=== THE DATA ===
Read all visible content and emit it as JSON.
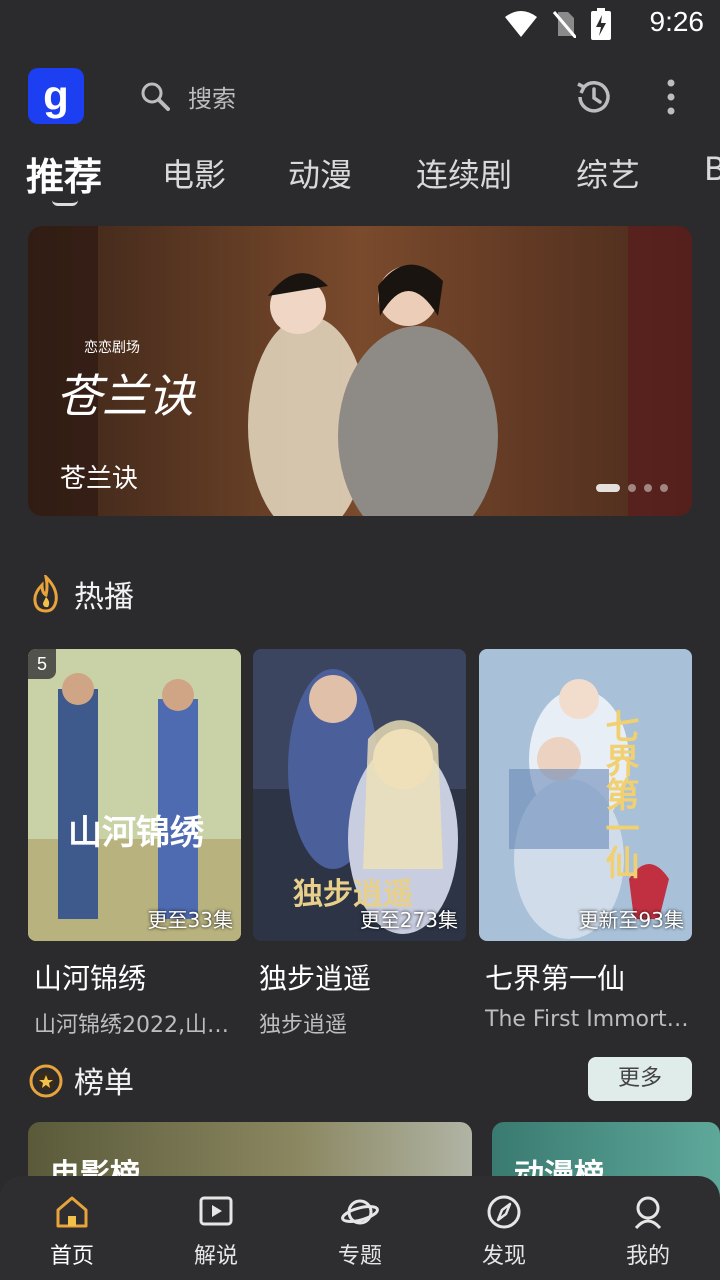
{
  "status": {
    "time": "9:26"
  },
  "search": {
    "placeholder": "搜索"
  },
  "tabs": [
    "推荐",
    "电影",
    "动漫",
    "连续剧",
    "综艺",
    "B"
  ],
  "banner": {
    "caption": "苍兰诀",
    "logo_text": "苍兰诀",
    "studio": "恋恋剧场"
  },
  "hot": {
    "title": "热播",
    "cards": [
      {
        "name": "山河锦绣",
        "sub": "山河锦绣2022,山…",
        "update": "更至33集",
        "rank": "5",
        "poster_title": "山河锦绣"
      },
      {
        "name": "独步逍遥",
        "sub": "独步逍遥",
        "update": "更至273集",
        "poster_title": "独步逍遥"
      },
      {
        "name": "七界第一仙",
        "sub": "The First Immort…",
        "update": "更新至93集",
        "poster_title": "七界第一仙"
      }
    ]
  },
  "ranking": {
    "title": "榜单",
    "more": "更多",
    "cards": [
      {
        "label": "电影榜"
      },
      {
        "label": "动漫榜"
      }
    ]
  },
  "nav": [
    {
      "label": "首页",
      "icon": "home-icon"
    },
    {
      "label": "解说",
      "icon": "video-icon"
    },
    {
      "label": "专题",
      "icon": "planet-icon"
    },
    {
      "label": "发现",
      "icon": "compass-icon"
    },
    {
      "label": "我的",
      "icon": "user-icon"
    }
  ],
  "colors": {
    "background": "#2b2b2d",
    "logo": "#1c3ff2",
    "accent": "#e8a33a"
  }
}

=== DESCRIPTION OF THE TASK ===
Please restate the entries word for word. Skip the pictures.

=== SOLUTION ===
Read all visible content and emit it as JSON.
{
  "status": {
    "time": "9:26"
  },
  "search": {
    "placeholder": "搜索"
  },
  "tabs": [
    "推荐",
    "电影",
    "动漫",
    "连续剧",
    "综艺",
    "B"
  ],
  "banner": {
    "caption": "苍兰诀",
    "logo_text": "苍兰诀",
    "studio": "恋恋剧场"
  },
  "hot": {
    "title": "热播",
    "cards": [
      {
        "name": "山河锦绣",
        "sub": "山河锦绣2022,山…",
        "update": "更至33集",
        "rank": "5",
        "poster_title": "山河锦绣"
      },
      {
        "name": "独步逍遥",
        "sub": "独步逍遥",
        "update": "更至273集",
        "poster_title": "独步逍遥"
      },
      {
        "name": "七界第一仙",
        "sub": "The First Immort…",
        "update": "更新至93集",
        "poster_title": "七界第一仙"
      }
    ]
  },
  "ranking": {
    "title": "榜单",
    "more": "更多",
    "cards": [
      {
        "label": "电影榜"
      },
      {
        "label": "动漫榜"
      }
    ]
  },
  "nav": [
    {
      "label": "首页",
      "icon": "home-icon"
    },
    {
      "label": "解说",
      "icon": "video-icon"
    },
    {
      "label": "专题",
      "icon": "planet-icon"
    },
    {
      "label": "发现",
      "icon": "compass-icon"
    },
    {
      "label": "我的",
      "icon": "user-icon"
    }
  ],
  "colors": {
    "background": "#2b2b2d",
    "logo": "#1c3ff2",
    "accent": "#e8a33a"
  }
}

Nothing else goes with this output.